Now, the Korean Dinner.
So I'm a part of a club at my school called the Everyone's Free Organization, which was founded by a classmate of mine, and whose primary mission is to save North Korean refugees, especially orphan children. I've been involved with Everyone's Free since the beginning of this year, and I've enjoyed it immensely, as I feel this is an extremely important cause we are addressing which often doesn't get the right kind of attention in the media. I also have begun to gain a great interest in Korea and Korean language and culture as a result of different events I've attended with Everyone's Free (hence the fact that I changed my second language in my top three NSLI-Y choices from Russian to Korean back in February). 
Back on May 2, we had our Second Annual Korean Dinner, an event for which we ask a number of Korean-owned restaurants and businesses in our area to provide us with donations of food, and use it to cater a dinner complete with Korean entertainment to raise money for the refugees.
This Korean Dinner was particularly special, though. We were honored to have Mr. Shin Dong-Hyuk as our guest speaker, who is the only known example of a person to have been born in one of North Korea's many concentration camps for political dissidents and to have escaped.

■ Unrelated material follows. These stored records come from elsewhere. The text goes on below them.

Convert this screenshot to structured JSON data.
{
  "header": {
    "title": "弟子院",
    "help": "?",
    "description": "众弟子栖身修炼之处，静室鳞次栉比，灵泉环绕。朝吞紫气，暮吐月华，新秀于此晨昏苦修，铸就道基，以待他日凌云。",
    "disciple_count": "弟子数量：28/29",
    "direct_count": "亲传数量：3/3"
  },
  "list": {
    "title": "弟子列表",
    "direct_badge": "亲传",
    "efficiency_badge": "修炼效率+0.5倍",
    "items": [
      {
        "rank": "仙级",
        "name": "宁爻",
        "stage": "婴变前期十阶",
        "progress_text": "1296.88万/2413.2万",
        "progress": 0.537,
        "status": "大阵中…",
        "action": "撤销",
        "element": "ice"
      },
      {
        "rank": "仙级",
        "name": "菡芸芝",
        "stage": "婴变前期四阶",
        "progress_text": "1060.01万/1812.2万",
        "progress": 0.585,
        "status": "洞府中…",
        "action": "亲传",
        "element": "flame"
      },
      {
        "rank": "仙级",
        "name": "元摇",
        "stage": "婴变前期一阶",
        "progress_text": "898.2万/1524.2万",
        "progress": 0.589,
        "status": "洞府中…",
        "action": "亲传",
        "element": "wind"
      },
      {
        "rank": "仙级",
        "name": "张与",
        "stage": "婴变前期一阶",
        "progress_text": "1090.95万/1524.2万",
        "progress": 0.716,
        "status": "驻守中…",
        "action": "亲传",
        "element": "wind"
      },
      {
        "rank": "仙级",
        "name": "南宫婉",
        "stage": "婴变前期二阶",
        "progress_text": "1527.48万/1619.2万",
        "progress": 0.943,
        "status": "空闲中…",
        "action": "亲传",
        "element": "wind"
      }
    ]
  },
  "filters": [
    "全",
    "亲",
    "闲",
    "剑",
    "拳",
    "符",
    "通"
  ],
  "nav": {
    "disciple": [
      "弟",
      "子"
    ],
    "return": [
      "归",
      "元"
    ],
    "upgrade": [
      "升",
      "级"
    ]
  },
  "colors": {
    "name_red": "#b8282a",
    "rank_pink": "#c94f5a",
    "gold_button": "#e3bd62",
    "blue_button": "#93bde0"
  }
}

The book Escape from Camp 14, which I would highly recommend, is written about his escape and his life story.
Several months ago, my friend and classmate John Park, the president and founder of Everyone's Free, emailed Shin Dong-Hyuk to tell him about our organization, and he agreed to come and speak at the Korean Dinner.
I was one of five members of the club to go pick him up at the Detroit Airport. It was absolutely amazing to meet him; I was thoroughly starstruck. The next day at the Korean Dinner, hearing him speak about his various experiences moved me to tears a number of times. For someone who has had to live through the atrocities he has, he has such a positive aura about him. He even very graciously agreed to sign my copy of Escape from Camp 14, which is now something of a prized possession to me.
In any case, the Korean Dinner was an absolutely amazing event which I was glad and honored to have been able to attend.
By the way: if you would like to do me, the rest of the organization, and all the North Korean refugees a huge favor, please consider checking out our website and helping to support our work and/or spread the word. Every bit counts. Thank you. <3
My signed copy! ^_^

Picking Shin Dong-Hyuk up at the airport.

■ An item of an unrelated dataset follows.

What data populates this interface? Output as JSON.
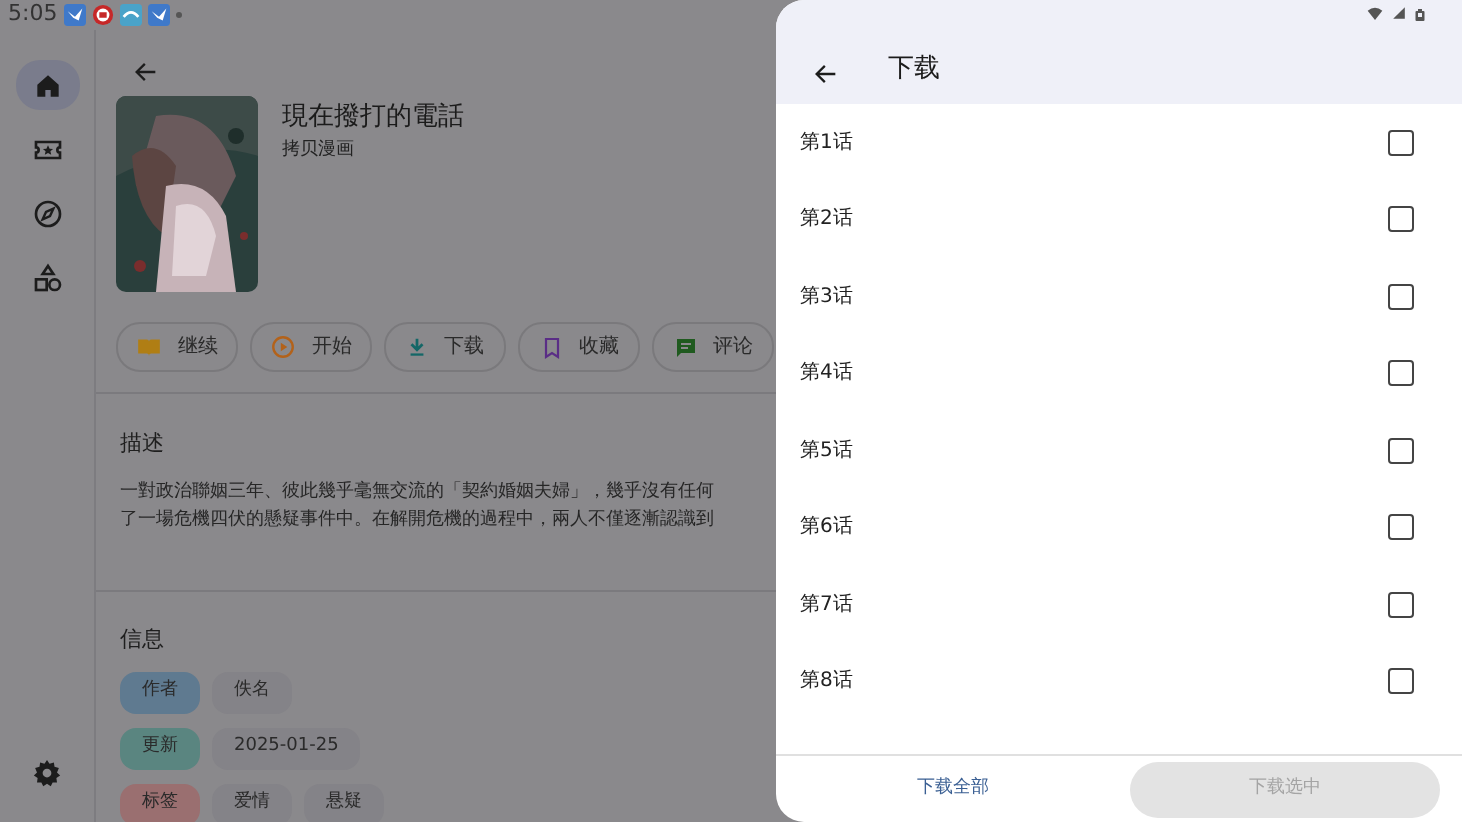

Lastly, last Friday I received my flight itinerary from NSLI-Y!
I won't post a picture of it or write any explicit flight numbers, just for privacy reasons. But the point of the matter is that I leave home on June 22, on a 10 am-or-so United flight out of Detroit, and then will head to DC for the pre-departure orientation. Then on the 24, we will be flying out of Dulles Airport to Turkey. We will fly Air France and be connecting in the Paris Airport for around five hours before catching our connecting flight to Istanbul. The return itinerary is exactly the same, except in reverse. We return on August 11.
I wish we could have flown Turkish Airlines. I flew it on the way to Egypt and really enjoyed it. It's a quality airline, for all those who have any occasion to be flying with them anytime soon. But aside from that, it seems a bit grueling - we arrive in Paris at 5 am local time, and then have five hours to kill in Charles de Gaulle Airport before our connection. And coming back doesn't seem to be any easier - we leave on a 6 am flight out of Istanbul.
It actually greatly resembles my (original) travel itinerary to Egypt that got changed the night of the gateway orientation, which I guess shouldn't surprise me too much since Egypt and Turkey are geographically pretty close to each other.
But the specifics don't matter. The point is that I know now that I'm traveling to Turkey, and when/how it will be happening. And I'm forever fangirling inside for that reason. XD

 That's all for now, folks. I'll be back if I have anymore noteworthy news.
Görüşmek üzere!


I'm obsessing, as you can see.